    How is video recording or text forwarding a "core feature" ?? I'd say the true core feature missing from WebOS is a video driver and opengl or some sort of hardware acceleration from the GPU... that is why the thing is so damn laggy...
    It is a simple feature found on most feature phones that you can get for free. It should have been added. So is forwarding text. A video driver is not a core feature, nor is hardware acceleration from the GPU. Core features are features you would expect in any basic feature phone, at least for a smartphone such as the Pre.

    Quote Originally Posted by BMIC50 View Post

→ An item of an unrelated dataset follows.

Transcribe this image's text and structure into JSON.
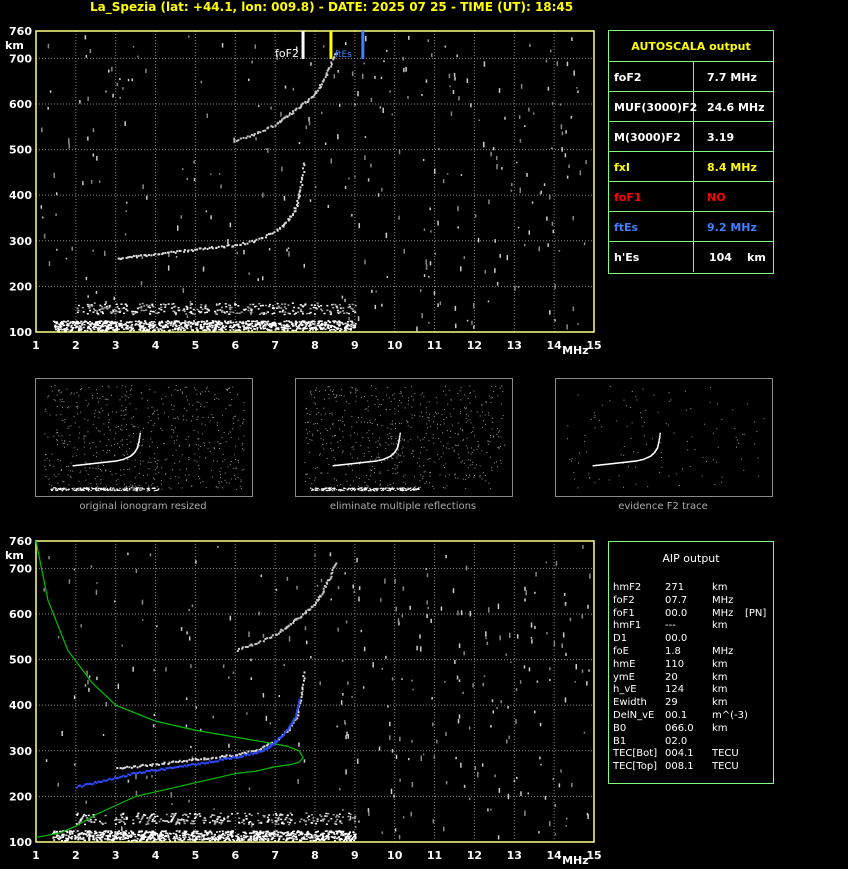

    Maemo looks good, no doubt. Andriod definitely has the leg up on development so far, as well as hardware. Palm is in good company, if you ask me. Consider the segment leader (I wont mention the forbidden fruit), they run ONE OS. They can update it whenever. They also launched it with features missing, and has continued to add them. Palm has, in my opinion, a great stance to be the leader. The API's are coming. The hardware is being expanded. And upgrades are around the corner. Android and Maemo, while easy to hack due to their almost total open nature, can have special GUI's and features, they are not supported. What if Google updates Andriod? Does all Android devices get the update? Those with special GUI's may not. That will cause fragmentation, much akin to Windows 7 and PalmOS. Palm now has the same advantage that the Cuppertino company has...the interests of the consumer who wants his/her device to be relevant for the foreseeable future and control of the ecosystem. That will hit the 'fat-middle' that they targeted with webOS.

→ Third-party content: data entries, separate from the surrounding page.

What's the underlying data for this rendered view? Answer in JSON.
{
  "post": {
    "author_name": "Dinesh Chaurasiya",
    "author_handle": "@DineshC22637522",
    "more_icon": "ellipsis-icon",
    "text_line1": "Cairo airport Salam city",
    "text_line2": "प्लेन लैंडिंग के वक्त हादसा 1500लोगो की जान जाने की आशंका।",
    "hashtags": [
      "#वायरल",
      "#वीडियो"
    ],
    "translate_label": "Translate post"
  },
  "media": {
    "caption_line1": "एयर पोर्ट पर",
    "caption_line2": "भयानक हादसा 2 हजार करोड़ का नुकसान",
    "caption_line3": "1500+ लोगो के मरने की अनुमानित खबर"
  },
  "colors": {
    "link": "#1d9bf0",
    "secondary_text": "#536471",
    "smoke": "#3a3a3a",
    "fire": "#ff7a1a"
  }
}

    Forbidden fruit, lol. I'm just saying that Palm needs to learn from past mistakes. I believe they are trying to be too much like the forbidden fruit as you say. I do understand they had time constraints, but having at least the core features is a plus. Video recording? That is on just about every feature and smartphone out there. Not being able to forward text had me at a lost. They could at least contract with HTC like they did for the Treo Pro, but WebOs is great and has a solid future.
  19. #19  
    I have read that Android has a disadvantage in the app department because of the growing number of phones that use their OS. The reason stated was that all these phones have different resolutions...screen sizes...etc that it is a pain to create these apps to fit etc.
  20. #20  
    Quote Originally Posted by ferriskeanu View Post
    I have read that Android has a disadvantage in the app department because of the growing number of phones that use their OS. The reason stated was that all these phones have different resolutions...screen sizes...etc that it is a pain to create these apps to fit etc.
    Like the Pre and the Pixi have the same screen size or all future webOS devices will have the same screen size....
Page 1 of 2 12 LastLast

Posting Permissions